The Father of the Silvertone Guitar
Beatlemania hit America hardCW FISHER
Thirteen minutes of Ed Sullivan was all it took. Girls, so placid only yesterday, could now not stop their screaming; boys, who yesterday shot baskets, could now do no better than stand around slackjawed, hands in their pockets, suffering in silence. And while most of the girls would eventually recover, millions of old men remain haunted still. Because if "cool" had been a high jump, the Beatles would have been the Empire State Building. And while hair growing might get a guy to the 50th floor, and sideburns to the 60th, maybe--the climb was as high as the price: detentions, groundings, expulsions, drafts. If a boy wanted to climb above the 70th floor he'd better play guitar.
The problem was money. Electric guitars were expensive and required amplifiers that cost as much or more than the guitar itself. What prepubescent boy, impoverished by allowance and too young to work, could ever convince his parents to front him $300 for an instrument he couldn't even play, plus another $300 to crank it up louder than the hi-fi? On this point hung futures.
National Headquarters - Sears, Roebuck and Company - Homan & Arthington, Chicago, Illinois. 1963 -Two men doodle in a one-man office thick with cigarette smoke. Joe Fisher, 38, is Sears new buyer of musical instruments in a time when a Silvertone guitar meant a cowboy guitar with pick and songbook, or a cowboy guitar with crank and songbook. Nathan Daniel, 51, owns Danelectro, a small manufacturer of electric guitars. Like any manufacturer of the era, he wants Sears to sign on, but Fisher would not be sold. The guitar does him no good without the amplifier. They had to be combined somehow, at an irresistible opening price point.
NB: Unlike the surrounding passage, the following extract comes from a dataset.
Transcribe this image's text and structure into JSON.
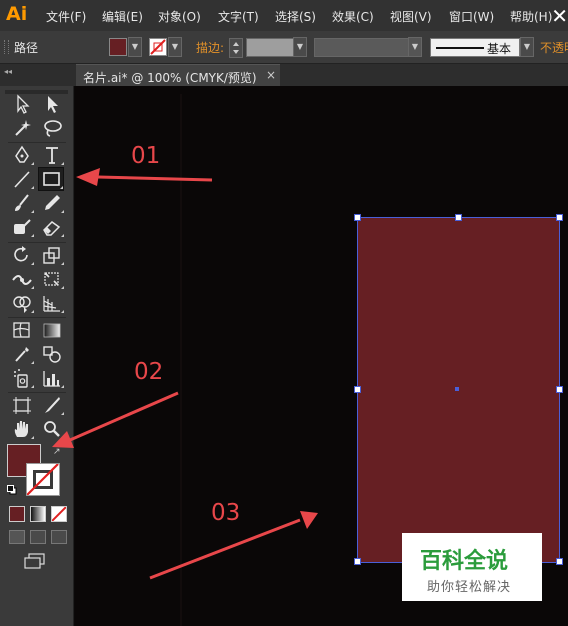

Fisher saw the opportunities of Beatlemania, and he wanted to give American dads a break because he was getting hit up himself by his own son, who was me. So he and Nat Daniel, legendary Prince of Cheap who put pickups in lipstick tubes and preferred flecked paint because it hid the staples, put their heads together to make two things into one thing--the thing with the unfortunate name "Electric guitar and carrying case with built-in 5-in speaker and amplifier," a name that just never really caught on, though it was descriptive as heck.
It would be a piece of the cheapest wood available, with masonite stapled to the flat sides, spray painted and edged with vinyl--there's the body. According to Nat, bodies don't matter in an electric guitar (in direct opposition to the ideas of Les Paul, who believed a fine electric guitar should be made of fine woods and weigh more than a sack of fine potatoes). Nat put all his attention into the neck, and here no expense was spared. His pickups were odd then and now, not because of the lipstick tubes, but because he wired them in series. This, they say, is what produced the unique Dano sound that remains locked inside the remains the entire Silvertone line, now scattered across eBay and proudly owned by collectors and still played by some of the world's finest guitar players, Les Paul being a notable exception.
Throughout the sixties my father brought many of Nat's creations home for me to test, including the famous guitar and amp in a case they came up with. Of course, he could have picked them up "on accomodation," but I never had the scratch. My dad was like that. Ethical.
Nat Daniel is today a legend. His guitars, under both the Danelectro and Silvertone name, have been played by an incredible array of guitar greats: Eric Clapton, Jimi Hendrix (pictured), Elvis Costello, Pete Townsend, J.J. Cale, John Fogerty, Jimmy Page, Tom Petty, Joe Walsh, Chris Isaak, Melissa Ethridge, Dave Navarro, Jesse Colin Young, Link Wray, Beck, Jack Bruce (Cream), John Entwistle. Even Elvis Presley. Vinnie Bell. Whom I met. Another story.
It is not an overstatement to say that Silvertone guitars profoundly influenced the course of rock and roll. Without Silvertone, most sons would have failed to make up their father's minds. Their dreams of becoming rock stars would have faded fast, along with their dreams of sex and drugs.
I still play a mean Silvertone, including the one with the amp in the case, which I picked up on eBay. And today my son Danny Fisher sells these amp-in-case beauties starting at 99 cents. He makes enough money now to move out. See how it works?